The selective pressures involved in the evolution of semelparity and its associated life-history traits are largely unknown. We used species-level analyses, independent contrasts, and reconstruction of ancestral states to study the evolution of body length, fecundity, egg weight, gonadosomatic index, and parity (semelparity vs. degree of iteroparity) in females of 12 species of salmonid fishes. According to both species-level analysis and independent contrasts analysis, body length was positively correlated with fecundity, egg weight, and gonadosomatic index, and semelparous species exhibited a significantly steeper slope for the regression of egg weight on body length than did iteroparous species. Percent repeat breeding (degree of iteroparity) was negatively correlated with gonadosomatic index using independent contrasts analysis. Semelparous species had significantly larger eggs by species-level analysis, and the egg weight contrast for the branch on which semelparity was inferred to have originated was significantly larger than the other egg weight contrasts, corresponding to a remarkable increase in egg weight. Reconstruction of ancestral states showed that egg weight and body length apparently increased with the origin of semelparity, but fecundity and gonadosomatic index remained more or less constant or decreased. Thus, the strong evolutionary linkages between body size, fecundity, and gonadosomatic index were broken during the transition from iteroparity to semelparity.

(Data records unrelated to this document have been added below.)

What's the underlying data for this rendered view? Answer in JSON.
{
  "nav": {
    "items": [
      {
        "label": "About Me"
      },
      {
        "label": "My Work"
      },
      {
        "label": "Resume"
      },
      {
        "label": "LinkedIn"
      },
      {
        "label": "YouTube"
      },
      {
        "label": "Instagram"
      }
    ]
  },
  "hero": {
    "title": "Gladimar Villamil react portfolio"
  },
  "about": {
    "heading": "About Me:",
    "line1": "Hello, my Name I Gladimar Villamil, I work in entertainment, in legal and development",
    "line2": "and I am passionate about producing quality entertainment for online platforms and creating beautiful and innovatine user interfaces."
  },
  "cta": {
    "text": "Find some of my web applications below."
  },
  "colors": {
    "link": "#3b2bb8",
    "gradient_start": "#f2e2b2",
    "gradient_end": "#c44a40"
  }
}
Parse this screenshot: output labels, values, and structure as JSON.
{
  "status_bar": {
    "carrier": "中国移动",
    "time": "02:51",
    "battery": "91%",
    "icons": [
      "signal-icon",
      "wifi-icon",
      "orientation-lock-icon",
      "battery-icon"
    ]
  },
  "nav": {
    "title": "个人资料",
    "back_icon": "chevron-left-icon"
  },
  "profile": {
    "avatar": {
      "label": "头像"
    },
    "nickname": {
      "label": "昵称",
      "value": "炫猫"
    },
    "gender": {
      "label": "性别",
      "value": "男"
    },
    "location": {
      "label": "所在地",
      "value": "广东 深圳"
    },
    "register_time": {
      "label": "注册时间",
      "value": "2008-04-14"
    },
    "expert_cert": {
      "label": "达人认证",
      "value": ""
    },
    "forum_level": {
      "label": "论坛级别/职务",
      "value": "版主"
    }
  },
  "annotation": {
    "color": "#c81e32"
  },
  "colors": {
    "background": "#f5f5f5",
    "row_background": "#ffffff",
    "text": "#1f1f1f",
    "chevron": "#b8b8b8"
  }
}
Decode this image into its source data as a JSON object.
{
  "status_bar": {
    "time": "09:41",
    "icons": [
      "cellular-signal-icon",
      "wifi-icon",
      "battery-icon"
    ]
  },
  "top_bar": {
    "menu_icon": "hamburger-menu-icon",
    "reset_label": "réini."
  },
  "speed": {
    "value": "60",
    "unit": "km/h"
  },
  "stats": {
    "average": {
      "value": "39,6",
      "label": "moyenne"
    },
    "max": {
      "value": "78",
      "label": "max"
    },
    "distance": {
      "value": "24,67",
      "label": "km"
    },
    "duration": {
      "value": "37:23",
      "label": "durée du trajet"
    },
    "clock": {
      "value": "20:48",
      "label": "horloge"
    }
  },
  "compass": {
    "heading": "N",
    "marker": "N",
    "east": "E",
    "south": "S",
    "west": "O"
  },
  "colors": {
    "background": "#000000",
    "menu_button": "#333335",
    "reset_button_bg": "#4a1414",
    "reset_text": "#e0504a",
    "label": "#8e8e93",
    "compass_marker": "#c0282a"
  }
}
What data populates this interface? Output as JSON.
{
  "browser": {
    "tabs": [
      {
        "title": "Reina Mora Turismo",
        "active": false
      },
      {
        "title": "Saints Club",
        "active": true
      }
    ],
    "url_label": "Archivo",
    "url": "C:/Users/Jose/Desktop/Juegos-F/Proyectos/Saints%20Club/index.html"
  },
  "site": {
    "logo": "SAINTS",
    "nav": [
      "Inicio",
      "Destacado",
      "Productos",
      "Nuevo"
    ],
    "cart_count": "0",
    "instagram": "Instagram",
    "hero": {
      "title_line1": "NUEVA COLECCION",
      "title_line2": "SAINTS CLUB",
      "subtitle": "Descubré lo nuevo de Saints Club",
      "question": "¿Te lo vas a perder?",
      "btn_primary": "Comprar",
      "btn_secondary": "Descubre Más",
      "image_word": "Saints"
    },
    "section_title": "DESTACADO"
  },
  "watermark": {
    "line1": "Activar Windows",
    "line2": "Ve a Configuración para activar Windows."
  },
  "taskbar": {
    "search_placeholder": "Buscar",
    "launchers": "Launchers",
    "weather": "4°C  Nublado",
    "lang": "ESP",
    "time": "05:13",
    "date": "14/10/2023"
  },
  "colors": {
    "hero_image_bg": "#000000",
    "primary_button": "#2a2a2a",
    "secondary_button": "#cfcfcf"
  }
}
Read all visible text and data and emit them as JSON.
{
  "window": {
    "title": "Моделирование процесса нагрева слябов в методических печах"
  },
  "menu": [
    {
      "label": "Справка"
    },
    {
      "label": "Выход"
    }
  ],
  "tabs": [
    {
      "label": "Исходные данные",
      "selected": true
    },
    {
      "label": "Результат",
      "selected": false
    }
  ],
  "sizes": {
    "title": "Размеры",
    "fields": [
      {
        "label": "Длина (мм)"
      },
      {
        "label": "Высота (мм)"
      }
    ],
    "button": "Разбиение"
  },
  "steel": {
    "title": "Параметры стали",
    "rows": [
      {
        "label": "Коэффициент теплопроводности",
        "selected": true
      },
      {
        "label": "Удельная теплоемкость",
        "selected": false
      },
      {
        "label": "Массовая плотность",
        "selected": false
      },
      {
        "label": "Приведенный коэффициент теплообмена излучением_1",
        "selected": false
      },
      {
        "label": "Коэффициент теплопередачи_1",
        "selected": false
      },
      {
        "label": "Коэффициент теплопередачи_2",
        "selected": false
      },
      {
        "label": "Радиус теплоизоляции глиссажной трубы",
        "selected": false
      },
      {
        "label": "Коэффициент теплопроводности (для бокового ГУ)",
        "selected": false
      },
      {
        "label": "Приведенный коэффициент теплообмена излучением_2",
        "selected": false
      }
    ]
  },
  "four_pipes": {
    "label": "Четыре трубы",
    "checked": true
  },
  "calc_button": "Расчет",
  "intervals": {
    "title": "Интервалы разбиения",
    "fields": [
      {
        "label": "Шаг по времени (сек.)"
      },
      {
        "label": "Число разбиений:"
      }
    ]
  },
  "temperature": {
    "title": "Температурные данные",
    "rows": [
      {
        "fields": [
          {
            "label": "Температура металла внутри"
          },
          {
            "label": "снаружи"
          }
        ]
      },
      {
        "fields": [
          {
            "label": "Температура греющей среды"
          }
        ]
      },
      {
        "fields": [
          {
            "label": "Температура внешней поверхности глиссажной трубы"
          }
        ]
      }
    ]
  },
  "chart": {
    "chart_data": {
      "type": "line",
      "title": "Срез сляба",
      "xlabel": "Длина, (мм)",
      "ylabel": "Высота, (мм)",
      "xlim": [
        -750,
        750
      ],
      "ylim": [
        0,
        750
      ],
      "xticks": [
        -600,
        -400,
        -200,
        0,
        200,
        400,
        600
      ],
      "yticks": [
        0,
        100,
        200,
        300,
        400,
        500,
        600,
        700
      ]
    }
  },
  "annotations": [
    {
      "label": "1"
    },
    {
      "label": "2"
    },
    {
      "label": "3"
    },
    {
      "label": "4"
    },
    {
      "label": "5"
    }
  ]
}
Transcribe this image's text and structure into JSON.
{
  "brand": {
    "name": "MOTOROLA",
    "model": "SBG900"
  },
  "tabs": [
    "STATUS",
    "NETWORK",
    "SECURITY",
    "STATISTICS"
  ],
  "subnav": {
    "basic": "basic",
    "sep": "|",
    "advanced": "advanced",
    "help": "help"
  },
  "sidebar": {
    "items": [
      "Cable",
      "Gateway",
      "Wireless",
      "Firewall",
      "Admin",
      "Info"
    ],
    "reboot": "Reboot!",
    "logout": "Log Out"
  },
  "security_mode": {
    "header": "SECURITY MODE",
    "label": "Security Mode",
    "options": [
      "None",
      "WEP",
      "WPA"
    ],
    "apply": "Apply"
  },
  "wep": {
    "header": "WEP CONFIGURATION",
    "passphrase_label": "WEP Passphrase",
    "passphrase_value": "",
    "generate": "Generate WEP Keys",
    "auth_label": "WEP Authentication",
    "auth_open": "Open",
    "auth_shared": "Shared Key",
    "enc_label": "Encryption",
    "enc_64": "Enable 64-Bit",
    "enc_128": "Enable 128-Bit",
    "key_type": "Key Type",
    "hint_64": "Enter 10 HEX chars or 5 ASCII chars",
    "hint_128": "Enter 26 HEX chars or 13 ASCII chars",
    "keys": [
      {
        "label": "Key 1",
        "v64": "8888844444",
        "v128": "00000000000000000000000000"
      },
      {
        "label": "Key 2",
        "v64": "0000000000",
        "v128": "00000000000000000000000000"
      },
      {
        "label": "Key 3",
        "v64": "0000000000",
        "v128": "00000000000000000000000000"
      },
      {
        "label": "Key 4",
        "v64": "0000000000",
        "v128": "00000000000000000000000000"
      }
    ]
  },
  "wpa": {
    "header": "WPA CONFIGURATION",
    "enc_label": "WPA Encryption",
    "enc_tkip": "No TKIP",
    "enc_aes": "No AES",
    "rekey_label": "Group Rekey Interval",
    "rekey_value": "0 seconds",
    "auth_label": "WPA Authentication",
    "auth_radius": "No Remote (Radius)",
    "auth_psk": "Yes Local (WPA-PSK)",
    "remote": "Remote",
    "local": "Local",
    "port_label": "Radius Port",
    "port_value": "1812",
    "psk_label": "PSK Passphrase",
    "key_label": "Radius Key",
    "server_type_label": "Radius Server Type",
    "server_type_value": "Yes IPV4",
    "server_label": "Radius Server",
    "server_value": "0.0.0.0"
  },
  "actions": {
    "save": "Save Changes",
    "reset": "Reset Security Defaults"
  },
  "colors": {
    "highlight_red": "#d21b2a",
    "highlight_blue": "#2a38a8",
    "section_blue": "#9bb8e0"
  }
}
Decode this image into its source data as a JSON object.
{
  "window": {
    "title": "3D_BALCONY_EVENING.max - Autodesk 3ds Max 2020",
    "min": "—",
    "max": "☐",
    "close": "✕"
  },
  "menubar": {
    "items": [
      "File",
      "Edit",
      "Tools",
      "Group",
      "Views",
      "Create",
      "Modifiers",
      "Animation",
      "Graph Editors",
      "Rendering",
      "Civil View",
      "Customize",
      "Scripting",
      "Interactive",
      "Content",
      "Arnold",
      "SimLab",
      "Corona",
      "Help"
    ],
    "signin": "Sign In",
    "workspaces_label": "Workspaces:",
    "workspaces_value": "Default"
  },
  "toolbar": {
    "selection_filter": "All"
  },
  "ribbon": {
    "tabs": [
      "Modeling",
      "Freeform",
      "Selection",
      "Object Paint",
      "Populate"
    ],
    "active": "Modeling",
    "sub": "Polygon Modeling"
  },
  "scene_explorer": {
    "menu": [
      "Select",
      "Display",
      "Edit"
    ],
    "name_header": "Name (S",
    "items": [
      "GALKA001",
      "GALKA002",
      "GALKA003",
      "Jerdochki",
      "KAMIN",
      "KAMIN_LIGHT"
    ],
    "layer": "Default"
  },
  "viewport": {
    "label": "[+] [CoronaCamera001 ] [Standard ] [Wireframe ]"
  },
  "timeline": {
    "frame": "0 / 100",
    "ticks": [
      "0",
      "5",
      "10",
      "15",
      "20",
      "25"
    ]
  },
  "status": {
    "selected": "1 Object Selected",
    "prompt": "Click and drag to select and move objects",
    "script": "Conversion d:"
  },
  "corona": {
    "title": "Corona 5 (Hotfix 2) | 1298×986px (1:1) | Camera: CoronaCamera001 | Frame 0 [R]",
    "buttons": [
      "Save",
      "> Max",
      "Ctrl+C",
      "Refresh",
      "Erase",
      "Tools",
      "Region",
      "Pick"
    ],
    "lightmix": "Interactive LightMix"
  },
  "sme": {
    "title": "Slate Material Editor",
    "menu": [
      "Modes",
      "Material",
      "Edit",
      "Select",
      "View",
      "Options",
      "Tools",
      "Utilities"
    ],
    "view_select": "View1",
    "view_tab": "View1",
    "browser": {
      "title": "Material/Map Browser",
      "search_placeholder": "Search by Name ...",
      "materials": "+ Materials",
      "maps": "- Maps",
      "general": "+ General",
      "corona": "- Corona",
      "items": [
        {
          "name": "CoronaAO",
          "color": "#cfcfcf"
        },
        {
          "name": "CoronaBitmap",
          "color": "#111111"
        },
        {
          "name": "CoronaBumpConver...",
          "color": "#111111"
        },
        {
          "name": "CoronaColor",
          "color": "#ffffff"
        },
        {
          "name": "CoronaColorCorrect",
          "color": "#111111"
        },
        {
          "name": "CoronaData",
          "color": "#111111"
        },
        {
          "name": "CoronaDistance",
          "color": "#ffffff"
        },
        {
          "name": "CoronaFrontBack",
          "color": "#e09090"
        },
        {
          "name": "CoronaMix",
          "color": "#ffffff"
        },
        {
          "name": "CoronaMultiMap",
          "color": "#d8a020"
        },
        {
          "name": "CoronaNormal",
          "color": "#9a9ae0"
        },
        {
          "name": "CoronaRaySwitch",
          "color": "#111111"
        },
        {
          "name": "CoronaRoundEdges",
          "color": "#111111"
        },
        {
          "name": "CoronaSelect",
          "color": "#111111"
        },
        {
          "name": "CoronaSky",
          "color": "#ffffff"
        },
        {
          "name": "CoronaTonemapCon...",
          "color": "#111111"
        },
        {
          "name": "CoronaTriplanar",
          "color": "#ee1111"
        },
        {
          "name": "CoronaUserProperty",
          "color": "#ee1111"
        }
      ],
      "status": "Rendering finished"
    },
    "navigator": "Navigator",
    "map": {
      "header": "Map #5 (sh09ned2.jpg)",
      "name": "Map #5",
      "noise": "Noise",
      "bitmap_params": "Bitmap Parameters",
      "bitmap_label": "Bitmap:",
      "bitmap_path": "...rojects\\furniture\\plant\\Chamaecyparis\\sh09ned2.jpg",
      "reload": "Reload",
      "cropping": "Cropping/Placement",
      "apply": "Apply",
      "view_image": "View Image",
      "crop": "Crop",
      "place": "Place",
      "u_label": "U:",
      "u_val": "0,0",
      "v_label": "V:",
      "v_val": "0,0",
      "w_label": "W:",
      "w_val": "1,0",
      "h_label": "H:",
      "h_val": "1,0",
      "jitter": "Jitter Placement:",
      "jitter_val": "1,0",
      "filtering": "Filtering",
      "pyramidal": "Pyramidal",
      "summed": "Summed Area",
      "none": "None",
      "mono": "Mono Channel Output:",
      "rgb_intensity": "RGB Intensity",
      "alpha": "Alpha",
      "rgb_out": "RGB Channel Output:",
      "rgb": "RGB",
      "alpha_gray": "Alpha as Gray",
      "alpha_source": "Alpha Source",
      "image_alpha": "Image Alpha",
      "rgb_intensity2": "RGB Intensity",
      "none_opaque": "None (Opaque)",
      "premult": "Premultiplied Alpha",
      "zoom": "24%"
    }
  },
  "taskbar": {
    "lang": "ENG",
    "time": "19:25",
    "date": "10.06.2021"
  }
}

These findings suggest that long-distance migrations, which increase adult mortality between breeding episodes, may have been necessary for the origin of semelparity in Pacific salmon, but that increased egg weight, leading to increased juvenile survivorship, was crucial in driving the transition. Our analyses support the life-history hypotheses that a lower degree of repeat breeding is linked to higher reproductive investment per breeding episode, and that semelparity evolves under a combination of relatively high juvenile survivorship and relatively low adult survivorship.
Corresponding Editor: G. Wallis